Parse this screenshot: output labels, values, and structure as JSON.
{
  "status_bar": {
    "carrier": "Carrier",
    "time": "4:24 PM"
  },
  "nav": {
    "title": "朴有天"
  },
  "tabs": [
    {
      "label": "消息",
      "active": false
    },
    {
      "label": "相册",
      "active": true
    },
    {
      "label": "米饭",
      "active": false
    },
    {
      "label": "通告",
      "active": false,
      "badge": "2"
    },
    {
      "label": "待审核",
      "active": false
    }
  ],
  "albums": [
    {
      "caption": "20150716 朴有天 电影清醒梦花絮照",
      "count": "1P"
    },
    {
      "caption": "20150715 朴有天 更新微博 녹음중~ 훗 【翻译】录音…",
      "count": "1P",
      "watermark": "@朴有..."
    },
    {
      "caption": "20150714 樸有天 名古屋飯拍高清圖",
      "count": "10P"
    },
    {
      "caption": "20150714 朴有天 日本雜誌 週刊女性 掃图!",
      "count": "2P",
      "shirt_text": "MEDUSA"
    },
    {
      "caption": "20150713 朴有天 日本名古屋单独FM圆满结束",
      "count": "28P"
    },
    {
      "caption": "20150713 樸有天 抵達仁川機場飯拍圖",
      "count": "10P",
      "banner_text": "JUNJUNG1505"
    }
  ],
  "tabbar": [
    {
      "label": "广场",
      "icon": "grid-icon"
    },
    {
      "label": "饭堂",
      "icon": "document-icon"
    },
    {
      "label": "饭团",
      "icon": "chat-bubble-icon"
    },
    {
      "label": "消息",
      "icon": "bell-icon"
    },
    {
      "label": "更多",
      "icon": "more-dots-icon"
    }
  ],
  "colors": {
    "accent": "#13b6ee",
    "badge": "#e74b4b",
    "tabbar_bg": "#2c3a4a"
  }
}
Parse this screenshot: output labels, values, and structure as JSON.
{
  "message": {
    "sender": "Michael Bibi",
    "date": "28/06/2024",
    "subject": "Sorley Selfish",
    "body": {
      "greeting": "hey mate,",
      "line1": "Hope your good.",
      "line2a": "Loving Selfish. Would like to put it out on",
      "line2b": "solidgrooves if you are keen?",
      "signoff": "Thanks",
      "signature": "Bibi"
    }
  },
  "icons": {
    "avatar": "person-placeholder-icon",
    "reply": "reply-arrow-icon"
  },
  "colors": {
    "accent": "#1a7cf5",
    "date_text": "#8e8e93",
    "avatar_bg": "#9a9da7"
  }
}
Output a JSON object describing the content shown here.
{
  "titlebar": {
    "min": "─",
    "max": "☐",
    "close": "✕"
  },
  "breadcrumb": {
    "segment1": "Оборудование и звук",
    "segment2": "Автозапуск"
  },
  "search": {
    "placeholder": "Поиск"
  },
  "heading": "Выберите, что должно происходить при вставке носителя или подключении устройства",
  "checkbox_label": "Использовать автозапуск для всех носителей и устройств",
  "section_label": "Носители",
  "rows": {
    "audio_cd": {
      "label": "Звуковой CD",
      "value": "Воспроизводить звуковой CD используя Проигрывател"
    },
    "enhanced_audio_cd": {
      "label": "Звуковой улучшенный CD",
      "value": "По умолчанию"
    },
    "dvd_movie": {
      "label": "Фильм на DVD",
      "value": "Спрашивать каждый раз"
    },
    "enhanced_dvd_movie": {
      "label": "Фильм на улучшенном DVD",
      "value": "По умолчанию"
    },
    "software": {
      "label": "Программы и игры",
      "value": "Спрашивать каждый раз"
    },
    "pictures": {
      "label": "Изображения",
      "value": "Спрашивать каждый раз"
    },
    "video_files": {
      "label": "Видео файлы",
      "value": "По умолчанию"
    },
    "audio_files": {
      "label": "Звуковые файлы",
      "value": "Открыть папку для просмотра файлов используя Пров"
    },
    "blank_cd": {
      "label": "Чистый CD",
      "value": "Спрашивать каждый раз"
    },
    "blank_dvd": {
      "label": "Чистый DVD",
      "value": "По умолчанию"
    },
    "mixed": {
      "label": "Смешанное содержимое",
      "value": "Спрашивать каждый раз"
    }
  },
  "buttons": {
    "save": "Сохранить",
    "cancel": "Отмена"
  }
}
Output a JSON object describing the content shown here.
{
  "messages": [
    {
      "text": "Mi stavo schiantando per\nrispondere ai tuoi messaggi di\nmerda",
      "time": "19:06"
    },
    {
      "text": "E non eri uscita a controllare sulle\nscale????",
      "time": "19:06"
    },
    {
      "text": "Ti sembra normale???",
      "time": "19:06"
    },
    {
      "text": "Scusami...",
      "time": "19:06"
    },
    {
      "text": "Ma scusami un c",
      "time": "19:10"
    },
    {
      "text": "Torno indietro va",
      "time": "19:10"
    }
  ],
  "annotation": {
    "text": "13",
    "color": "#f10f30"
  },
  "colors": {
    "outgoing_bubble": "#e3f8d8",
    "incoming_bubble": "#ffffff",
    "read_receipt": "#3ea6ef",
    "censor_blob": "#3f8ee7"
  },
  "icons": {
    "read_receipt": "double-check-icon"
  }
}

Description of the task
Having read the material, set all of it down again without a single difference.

Exercise solution
Parse this screenshot: output labels, values, and structure as JSON.
{
  "status_bar": {
    "carrier": "Carrier",
    "time": "4:24 PM"
  },
  "nav": {
    "title": "朴有天"
  },
  "tabs": [
    {
      "label": "消息",
      "active": false
    },
    {
      "label": "相册",
      "active": true
    },
    {
      "label": "米饭",
      "active": false
    },
    {
      "label": "通告",
      "active": false,
      "badge": "2"
    },
    {
      "label": "待审核",
      "active": false
    }
  ],
  "albums": [
    {
      "caption": "20150716 朴有天 电影清醒梦花絮照",
      "count": "1P"
    },
    {
      "caption": "20150715 朴有天 更新微博 녹음중~ 훗 【翻译】录音…",
      "count": "1P",
      "watermark": "@朴有..."
    },
    {
      "caption": "20150714 樸有天 名古屋飯拍高清圖",
      "count": "10P"
    },
    {
      "caption": "20150714 朴有天 日本雜誌 週刊女性 掃图!",
      "count": "2P",
      "shirt_text": "MEDUSA"
    },
    {
      "caption": "20150713 朴有天 日本名古屋单独FM圆满结束",
      "count": "28P"
    },
    {
      "caption": "20150713 樸有天 抵達仁川機場飯拍圖",
      "count": "10P",
      "banner_text": "JUNJUNG1505"
    }
  ],
  "tabbar": [
    {
      "label": "广场",
      "icon": "grid-icon"
    },
    {
      "label": "饭堂",
      "icon": "document-icon"
    },
    {
      "label": "饭团",
      "icon": "chat-bubble-icon"
    },
    {
      "label": "消息",
      "icon": "bell-icon"
    },
    {
      "label": "更多",
      "icon": "more-dots-icon"
    }
  ],
  "colors": {
    "accent": "#13b6ee",
    "badge": "#e74b4b",
    "tabbar_bg": "#2c3a4a"
  }
}
Parse this screenshot: output labels, values, and structure as JSON.
{
  "message": {
    "sender": "Michael Bibi",
    "date": "28/06/2024",
    "subject": "Sorley Selfish",
    "body": {
      "greeting": "hey mate,",
      "line1": "Hope your good.",
      "line2a": "Loving Selfish. Would like to put it out on",
      "line2b": "solidgrooves if you are keen?",
      "signoff": "Thanks",
      "signature": "Bibi"
    }
  },
  "icons": {
    "avatar": "person-placeholder-icon",
    "reply": "reply-arrow-icon"
  },
  "colors": {
    "accent": "#1a7cf5",
    "date_text": "#8e8e93",
    "avatar_bg": "#9a9da7"
  }
}
Output a JSON object describing the content shown here.
{
  "titlebar": {
    "min": "─",
    "max": "☐",
    "close": "✕"
  },
  "breadcrumb": {
    "segment1": "Оборудование и звук",
    "segment2": "Автозапуск"
  },
  "search": {
    "placeholder": "Поиск"
  },
  "heading": "Выберите, что должно происходить при вставке носителя или подключении устройства",
  "checkbox_label": "Использовать автозапуск для всех носителей и устройств",
  "section_label": "Носители",
  "rows": {
    "audio_cd": {
      "label": "Звуковой CD",
      "value": "Воспроизводить звуковой CD используя Проигрывател"
    },
    "enhanced_audio_cd": {
      "label": "Звуковой улучшенный CD",
      "value": "По умолчанию"
    },
    "dvd_movie": {
      "label": "Фильм на DVD",
      "value": "Спрашивать каждый раз"
    },
    "enhanced_dvd_movie": {
      "label": "Фильм на улучшенном DVD",
      "value": "По умолчанию"
    },
    "software": {
      "label": "Программы и игры",
      "value": "Спрашивать каждый раз"
    },
    "pictures": {
      "label": "Изображения",
      "value": "Спрашивать каждый раз"
    },
    "video_files": {
      "label": "Видео файлы",
      "value": "По умолчанию"
    },
    "audio_files": {
      "label": "Звуковые файлы",
      "value": "Открыть папку для просмотра файлов используя Пров"
    },
    "blank_cd": {
      "label": "Чистый CD",
      "value": "Спрашивать каждый раз"
    },
    "blank_dvd": {
      "label": "Чистый DVD",
      "value": "По умолчанию"
    },
    "mixed": {
      "label": "Смешанное содержимое",
      "value": "Спрашивать каждый раз"
    }
  },
  "buttons": {
    "save": "Сохранить",
    "cancel": "Отмена"
  }
}
Output a JSON object describing the content shown here.
{
  "messages": [
    {
      "text": "Mi stavo schiantando per\nrispondere ai tuoi messaggi di\nmerda",
      "time": "19:06"
    },
    {
      "text": "E non eri uscita a controllare sulle\nscale????",
      "time": "19:06"
    },
    {
      "text": "Ti sembra normale???",
      "time": "19:06"
    },
    {
      "text": "Scusami...",
      "time": "19:06"
    },
    {
      "text": "Ma scusami un c",
      "time": "19:10"
    },
    {
      "text": "Torno indietro va",
      "time": "19:10"
    }
  ],
  "annotation": {
    "text": "13",
    "color": "#f10f30"
  },
  "colors": {
    "outgoing_bubble": "#e3f8d8",
    "incoming_bubble": "#ffffff",
    "read_receipt": "#3ea6ef",
    "censor_blob": "#3f8ee7"
  },
  "icons": {
    "read_receipt": "double-check-icon"
  }
}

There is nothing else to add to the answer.